Could the military service in Ukraine involve acts contrary to the basic rules of human conduct defined by international law?

If the appellant was to receive a prison sentence, would the conditions there breach Article 3 of the European Convention of Human Rights?

The Tribunal considered such acts to be unlikely, but not impossible, and found that the most likely punishment for draft evasion in Ukraine would be fine. The appeal was therefore dismissed, as the harm feared would not be sufficiently serious to breach Article 3 of the ECHR.

The main question we raised in the Court of Appeal was whether punishment for draft evasion must reach minimum severity in order for a draft evader to be considered a refugee. We also argued there is an inconsistency between the Upper Tribunal and the Secretary of State definition of “minimum severity”.

The appeal was allowed and the case was remitted to the Upper Tribunal.

Sterling Law instructed Anthony Metzer QC and Julian Norman to represent the client.

You can read the full article here.

Ruslan Kosarenko
Senior Partner

 

 

 Nozima Rakhimjonova

Associate

nozima@sterlinglawyers.co.uk

 

 

Nadiya Pylypchuk

Trainee Solicitor

nadiya@sterlinglawyers.co.uk

ARE MATHEMATICAL EQUATIONS PROTECTED BY COPYRIGHT? ARE THERE ANY LEGAL PROVISIONS THAT LEGALIZE AUTHOR’S RIGHT ON IT?

So, mathematical equations are not protected by copyright, because they were created for public use. It would be unfair towards everyone and it will create a monopoly! Moreover, it will restrict the free-flow of information and can be used by only the owner. Every person should have an opportunity to use mathematical equations for personal or business purposes. The law gives the creators of literary, dramatic, musical, artistic works, sound recordings, broadcasts, films and typographical arrangement of published editions, rights to control the ways in which their material may be used. The key point is that you can be inspired by the form of expression, but not an idea of the expression. Unfortunately, it is often becoming difficult to see the difference between the idea and expression.
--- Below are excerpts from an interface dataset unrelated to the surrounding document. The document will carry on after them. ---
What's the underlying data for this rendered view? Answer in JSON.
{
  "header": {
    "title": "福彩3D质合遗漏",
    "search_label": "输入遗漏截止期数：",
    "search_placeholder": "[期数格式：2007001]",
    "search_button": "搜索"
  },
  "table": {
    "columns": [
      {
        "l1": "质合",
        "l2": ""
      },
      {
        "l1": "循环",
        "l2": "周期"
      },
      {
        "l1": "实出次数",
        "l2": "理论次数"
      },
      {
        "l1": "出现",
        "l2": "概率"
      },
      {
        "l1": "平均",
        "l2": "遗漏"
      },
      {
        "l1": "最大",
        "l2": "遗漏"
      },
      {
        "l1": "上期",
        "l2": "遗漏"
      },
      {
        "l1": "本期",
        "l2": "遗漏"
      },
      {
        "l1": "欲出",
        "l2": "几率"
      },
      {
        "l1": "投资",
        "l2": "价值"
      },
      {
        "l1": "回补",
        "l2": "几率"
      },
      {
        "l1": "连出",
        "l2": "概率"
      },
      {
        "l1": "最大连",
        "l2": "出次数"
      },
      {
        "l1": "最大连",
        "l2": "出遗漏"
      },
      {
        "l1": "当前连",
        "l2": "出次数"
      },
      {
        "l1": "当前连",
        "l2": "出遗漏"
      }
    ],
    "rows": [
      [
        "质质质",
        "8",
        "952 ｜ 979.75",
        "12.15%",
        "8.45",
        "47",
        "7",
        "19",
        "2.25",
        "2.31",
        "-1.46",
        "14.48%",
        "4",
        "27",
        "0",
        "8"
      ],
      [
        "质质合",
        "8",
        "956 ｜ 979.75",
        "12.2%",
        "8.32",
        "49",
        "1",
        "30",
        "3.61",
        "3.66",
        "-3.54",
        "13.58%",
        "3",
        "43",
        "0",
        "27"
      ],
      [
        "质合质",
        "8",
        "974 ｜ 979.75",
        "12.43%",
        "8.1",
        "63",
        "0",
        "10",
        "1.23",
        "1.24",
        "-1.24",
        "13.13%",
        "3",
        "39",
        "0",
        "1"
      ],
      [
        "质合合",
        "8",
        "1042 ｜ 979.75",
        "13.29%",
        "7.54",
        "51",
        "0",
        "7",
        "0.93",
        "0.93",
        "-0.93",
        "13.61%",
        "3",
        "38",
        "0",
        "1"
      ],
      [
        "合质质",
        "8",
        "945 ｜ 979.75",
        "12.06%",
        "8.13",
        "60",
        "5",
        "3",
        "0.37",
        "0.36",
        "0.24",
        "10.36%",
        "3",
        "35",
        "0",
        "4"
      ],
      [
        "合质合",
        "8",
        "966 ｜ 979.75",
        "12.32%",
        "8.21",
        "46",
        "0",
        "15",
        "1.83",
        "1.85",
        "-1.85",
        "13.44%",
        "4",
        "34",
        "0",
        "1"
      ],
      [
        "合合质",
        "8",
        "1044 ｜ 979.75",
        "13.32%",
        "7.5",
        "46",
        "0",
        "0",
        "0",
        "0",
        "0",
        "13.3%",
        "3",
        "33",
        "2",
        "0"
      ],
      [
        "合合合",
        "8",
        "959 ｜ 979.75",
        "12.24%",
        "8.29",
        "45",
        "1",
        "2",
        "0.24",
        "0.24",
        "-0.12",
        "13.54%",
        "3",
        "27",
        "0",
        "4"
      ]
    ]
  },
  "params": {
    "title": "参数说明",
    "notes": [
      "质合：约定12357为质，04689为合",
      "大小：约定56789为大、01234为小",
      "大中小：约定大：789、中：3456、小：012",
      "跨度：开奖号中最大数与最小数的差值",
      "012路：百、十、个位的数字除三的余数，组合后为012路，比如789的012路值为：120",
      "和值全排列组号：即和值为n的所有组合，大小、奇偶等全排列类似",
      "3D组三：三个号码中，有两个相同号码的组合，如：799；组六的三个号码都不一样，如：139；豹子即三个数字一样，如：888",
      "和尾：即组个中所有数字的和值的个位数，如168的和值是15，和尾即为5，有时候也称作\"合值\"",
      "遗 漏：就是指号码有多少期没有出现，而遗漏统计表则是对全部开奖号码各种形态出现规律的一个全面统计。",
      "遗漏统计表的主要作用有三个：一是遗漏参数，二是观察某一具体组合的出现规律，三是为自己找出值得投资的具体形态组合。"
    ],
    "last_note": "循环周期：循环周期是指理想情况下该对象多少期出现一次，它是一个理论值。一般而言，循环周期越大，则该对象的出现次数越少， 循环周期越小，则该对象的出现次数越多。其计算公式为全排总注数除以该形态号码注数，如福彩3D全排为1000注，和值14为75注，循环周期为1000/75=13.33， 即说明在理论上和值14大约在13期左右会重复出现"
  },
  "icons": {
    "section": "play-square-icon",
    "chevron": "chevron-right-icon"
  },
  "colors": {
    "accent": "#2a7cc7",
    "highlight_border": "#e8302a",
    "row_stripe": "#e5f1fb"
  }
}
When the expressions are inseparable from the ideas, those expressions are not protected.

Thus, if you would like to create a math book, you can use mathematical equations that are all available for you. However, be careful with personal diagrams and illustrations because they are protected under copyright law. By adding an original idea, it can be protected under copyright law.

In Eastern Book Company & Ors v. D.B. Modak & Anr, the court set up the two condition:

  1. Sweat of Brow; and
  2. Modicum of Creativity.

Meeting these criteria, the work will be considered to be ‘original‘ and will be protectable under the copyright.

Please do not hesitate to contact us.

By Katsiaryna Pazniak

contact@sterling-law.co.uk

You can book an appointment here.